Foundations: Don’t just save — Commit!

Now that we’ve linked Unity, Git and GitHub, let’s run through the process of communicating our changes between all three systems. When you save a change in your Unity project, Git tracks that the change was made to your project files, but that change is not saved to your repository until you commit it. To make sure that you are combining your project changes with the most up-to-date version of the remote repository, follow the four steps below each time you’re ready to add a change to your repository.

1) Pull any changes from the remote repository

In Git Bash, enter git pull followed by the name of the remote repository (ie. origin) and the name of the remote branch (ie. main). This will pull any new commits on the remote repository and merge them with your local repository to keep your local repository up-to-date.

git pull origin main command in Git Bash

2) Stage your changed files

To commit your changes to your local repository, you must first tell Git which files should be included in the commit. To see what files have uncommitted changes or which files have not yet been included in any commit, enter git status.

git status command in Git Bash with changes to be staged
git add command with filename in Git Bash
git add command with . in Git Bash
git status command in Git Bash with all changes staged

3) Commit your changes to the local repository

To commit your changes to your local repository, enter git commit.

git commit command in Git Bash
Text Editor window opened by Git requesting commit message
git commit -m command in Git Bash

4) Push your changes to the remote repository

Once your changes are committed to the local repository, enter git push followed by the name of the remote repository (ie. origin) and the name of the local branch (ie. main).
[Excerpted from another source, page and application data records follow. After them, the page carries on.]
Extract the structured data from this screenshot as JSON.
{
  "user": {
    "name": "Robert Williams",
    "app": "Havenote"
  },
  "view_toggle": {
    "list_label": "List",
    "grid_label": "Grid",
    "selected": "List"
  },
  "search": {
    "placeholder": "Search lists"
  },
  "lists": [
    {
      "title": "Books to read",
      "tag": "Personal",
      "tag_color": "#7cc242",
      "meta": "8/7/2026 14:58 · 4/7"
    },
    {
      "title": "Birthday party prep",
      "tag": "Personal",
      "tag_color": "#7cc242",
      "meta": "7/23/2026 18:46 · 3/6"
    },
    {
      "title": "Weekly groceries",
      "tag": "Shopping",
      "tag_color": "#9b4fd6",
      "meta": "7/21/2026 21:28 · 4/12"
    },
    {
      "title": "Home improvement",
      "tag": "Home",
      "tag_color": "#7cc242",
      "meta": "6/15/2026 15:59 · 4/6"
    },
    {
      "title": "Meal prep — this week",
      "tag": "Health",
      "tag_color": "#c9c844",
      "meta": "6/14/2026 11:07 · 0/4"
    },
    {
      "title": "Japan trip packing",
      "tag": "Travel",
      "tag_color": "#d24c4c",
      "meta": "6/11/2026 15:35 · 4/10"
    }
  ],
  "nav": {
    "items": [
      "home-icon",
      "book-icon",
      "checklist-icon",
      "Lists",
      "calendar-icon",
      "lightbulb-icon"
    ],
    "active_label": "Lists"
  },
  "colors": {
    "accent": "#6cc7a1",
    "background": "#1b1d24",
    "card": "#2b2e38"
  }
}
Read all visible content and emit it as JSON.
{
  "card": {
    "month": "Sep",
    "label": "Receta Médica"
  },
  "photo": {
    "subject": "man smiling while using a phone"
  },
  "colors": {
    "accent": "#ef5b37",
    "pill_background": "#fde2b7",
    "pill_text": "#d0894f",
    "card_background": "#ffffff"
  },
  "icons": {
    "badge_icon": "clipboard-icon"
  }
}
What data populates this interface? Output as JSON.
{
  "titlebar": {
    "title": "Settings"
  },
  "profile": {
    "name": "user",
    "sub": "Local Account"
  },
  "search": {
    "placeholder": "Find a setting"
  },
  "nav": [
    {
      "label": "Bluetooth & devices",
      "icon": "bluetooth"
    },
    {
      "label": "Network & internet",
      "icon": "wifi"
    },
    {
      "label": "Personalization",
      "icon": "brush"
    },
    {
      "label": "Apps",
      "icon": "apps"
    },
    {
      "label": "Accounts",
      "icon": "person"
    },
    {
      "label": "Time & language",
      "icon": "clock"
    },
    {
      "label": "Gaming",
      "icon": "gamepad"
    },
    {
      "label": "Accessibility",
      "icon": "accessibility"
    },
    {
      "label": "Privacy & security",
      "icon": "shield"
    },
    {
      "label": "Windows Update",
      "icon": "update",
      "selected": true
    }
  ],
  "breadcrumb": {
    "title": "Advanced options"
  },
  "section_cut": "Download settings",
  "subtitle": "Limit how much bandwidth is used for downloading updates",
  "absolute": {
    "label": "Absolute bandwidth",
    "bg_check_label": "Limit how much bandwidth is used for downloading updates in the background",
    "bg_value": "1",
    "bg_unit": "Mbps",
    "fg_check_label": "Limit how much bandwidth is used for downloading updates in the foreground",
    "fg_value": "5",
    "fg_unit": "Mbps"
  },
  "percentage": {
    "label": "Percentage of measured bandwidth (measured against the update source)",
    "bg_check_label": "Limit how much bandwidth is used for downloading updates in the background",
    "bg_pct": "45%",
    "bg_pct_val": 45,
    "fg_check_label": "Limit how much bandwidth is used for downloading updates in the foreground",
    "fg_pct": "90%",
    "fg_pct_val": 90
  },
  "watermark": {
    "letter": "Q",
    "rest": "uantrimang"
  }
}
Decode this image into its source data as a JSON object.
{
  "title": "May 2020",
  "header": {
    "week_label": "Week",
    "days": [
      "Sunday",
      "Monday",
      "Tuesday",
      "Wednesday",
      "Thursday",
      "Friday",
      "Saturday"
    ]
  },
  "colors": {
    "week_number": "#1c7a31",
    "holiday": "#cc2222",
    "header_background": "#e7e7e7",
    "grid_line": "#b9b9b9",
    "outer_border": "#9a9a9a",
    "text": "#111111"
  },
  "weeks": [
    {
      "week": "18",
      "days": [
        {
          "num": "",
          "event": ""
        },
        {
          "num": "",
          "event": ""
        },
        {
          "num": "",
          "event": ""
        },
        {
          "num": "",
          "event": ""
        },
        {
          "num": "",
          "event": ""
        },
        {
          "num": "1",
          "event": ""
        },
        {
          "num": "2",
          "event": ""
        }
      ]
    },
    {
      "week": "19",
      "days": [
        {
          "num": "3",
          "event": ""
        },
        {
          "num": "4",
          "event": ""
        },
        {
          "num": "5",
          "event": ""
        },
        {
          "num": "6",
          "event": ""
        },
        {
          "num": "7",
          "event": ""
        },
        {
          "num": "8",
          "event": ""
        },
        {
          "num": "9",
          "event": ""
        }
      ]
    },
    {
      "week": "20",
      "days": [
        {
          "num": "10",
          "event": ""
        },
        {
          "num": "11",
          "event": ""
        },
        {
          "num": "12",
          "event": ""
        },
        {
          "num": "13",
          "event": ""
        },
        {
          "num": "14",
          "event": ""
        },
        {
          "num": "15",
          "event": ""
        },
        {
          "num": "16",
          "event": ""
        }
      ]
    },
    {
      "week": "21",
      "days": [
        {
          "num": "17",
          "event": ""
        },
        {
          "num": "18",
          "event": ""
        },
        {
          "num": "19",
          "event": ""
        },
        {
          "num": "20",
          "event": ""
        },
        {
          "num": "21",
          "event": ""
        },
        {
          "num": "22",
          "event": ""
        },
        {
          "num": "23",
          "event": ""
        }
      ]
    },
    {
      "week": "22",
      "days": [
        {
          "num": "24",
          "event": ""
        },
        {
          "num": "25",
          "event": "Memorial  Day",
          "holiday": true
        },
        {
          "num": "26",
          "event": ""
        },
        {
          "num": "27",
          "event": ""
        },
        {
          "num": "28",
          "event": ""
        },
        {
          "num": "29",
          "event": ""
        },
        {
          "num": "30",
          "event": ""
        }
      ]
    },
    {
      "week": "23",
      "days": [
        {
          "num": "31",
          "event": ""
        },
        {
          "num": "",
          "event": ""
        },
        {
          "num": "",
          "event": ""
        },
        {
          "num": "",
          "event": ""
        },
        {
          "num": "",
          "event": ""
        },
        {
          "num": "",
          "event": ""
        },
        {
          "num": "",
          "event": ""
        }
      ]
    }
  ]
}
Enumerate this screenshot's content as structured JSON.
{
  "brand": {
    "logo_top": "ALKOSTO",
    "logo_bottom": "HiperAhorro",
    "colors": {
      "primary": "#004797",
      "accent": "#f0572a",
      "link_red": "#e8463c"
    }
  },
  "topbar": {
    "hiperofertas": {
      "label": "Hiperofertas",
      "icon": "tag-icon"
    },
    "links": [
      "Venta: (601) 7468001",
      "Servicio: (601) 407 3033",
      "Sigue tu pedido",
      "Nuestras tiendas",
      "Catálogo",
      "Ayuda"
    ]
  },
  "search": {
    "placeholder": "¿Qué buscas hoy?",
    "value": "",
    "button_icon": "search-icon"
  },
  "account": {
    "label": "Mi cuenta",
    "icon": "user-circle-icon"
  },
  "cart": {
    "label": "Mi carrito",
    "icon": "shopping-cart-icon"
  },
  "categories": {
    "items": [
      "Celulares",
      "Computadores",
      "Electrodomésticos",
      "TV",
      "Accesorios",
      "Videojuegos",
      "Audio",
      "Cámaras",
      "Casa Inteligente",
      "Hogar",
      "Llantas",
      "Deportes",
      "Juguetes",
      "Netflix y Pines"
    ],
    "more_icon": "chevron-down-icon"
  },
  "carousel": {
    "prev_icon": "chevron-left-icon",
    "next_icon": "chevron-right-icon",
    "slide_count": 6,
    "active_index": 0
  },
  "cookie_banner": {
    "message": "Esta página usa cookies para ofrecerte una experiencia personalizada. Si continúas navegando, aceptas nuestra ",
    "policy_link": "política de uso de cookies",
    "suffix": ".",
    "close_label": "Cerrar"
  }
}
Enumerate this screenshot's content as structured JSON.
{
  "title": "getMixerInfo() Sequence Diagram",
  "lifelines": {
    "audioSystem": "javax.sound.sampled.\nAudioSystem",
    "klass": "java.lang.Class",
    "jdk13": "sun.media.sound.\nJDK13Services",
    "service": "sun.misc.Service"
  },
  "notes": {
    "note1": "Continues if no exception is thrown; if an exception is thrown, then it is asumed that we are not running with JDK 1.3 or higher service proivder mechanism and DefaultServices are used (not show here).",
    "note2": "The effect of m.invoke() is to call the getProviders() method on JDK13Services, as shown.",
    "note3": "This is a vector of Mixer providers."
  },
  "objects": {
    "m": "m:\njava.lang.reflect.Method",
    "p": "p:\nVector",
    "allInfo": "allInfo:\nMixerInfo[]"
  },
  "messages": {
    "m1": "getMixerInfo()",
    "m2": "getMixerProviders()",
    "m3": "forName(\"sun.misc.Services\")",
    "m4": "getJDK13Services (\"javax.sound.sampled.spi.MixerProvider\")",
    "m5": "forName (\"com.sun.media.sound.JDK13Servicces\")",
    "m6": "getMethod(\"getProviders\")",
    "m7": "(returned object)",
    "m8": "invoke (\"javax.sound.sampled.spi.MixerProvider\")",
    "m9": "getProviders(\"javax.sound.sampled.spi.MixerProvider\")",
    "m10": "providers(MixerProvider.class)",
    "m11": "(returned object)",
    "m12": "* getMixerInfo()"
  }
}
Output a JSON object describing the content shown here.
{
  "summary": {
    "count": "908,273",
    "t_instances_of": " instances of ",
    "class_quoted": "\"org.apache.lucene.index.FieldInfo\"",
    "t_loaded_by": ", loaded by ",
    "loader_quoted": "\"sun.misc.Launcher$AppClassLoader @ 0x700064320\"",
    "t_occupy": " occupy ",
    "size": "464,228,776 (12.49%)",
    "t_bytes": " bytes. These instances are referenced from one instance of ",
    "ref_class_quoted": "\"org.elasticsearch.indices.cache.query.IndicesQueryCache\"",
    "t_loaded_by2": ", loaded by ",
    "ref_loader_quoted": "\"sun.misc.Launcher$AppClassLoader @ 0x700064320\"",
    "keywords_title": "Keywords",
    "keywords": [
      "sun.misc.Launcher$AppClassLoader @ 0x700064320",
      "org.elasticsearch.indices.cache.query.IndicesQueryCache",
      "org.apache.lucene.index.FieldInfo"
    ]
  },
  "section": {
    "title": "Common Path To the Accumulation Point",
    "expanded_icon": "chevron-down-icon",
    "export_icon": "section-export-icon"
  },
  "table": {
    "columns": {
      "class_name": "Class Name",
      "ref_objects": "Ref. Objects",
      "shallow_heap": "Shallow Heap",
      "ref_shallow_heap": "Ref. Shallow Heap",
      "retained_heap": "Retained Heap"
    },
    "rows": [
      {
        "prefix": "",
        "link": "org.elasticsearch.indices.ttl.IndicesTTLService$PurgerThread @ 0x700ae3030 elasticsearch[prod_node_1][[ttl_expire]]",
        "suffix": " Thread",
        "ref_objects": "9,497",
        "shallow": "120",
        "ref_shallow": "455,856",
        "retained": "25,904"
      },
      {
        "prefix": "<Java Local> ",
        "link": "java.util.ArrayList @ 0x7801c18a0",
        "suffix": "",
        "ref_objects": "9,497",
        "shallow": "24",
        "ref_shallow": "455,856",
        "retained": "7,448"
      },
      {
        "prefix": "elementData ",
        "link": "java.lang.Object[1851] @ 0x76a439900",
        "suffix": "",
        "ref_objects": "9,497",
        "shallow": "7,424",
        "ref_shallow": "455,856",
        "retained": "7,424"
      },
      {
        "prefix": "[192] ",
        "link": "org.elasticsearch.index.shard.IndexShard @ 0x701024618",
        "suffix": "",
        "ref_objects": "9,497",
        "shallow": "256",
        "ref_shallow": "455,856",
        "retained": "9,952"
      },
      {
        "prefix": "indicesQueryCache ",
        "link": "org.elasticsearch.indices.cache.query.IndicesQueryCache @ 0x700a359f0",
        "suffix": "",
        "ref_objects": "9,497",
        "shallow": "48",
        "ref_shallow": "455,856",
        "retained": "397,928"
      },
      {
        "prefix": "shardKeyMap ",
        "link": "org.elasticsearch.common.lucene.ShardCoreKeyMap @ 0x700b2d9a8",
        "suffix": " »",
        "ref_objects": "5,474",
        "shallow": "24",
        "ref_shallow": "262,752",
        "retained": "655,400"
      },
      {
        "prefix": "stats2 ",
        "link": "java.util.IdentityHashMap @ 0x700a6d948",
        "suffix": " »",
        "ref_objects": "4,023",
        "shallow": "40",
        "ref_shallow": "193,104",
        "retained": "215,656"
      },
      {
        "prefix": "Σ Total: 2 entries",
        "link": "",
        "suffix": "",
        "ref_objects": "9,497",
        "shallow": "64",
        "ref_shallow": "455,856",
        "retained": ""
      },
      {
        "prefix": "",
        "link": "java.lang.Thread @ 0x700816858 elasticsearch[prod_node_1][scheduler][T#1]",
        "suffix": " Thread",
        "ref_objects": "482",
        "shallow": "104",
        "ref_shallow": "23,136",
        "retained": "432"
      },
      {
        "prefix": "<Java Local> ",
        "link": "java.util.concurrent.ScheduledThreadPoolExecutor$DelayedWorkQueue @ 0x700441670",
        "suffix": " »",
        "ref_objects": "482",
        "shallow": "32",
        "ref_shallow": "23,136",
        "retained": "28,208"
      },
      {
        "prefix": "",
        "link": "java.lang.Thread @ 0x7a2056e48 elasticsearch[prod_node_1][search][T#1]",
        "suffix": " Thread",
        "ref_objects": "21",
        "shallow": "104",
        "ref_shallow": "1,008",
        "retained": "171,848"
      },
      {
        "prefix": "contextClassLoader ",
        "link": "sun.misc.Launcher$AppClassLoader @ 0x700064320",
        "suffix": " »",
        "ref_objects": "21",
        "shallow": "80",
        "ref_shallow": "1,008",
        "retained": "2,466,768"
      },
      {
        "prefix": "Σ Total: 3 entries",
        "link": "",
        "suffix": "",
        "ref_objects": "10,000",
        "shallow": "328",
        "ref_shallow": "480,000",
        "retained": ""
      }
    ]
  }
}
git push command in Git Bash
GitHub repository showing most recent commit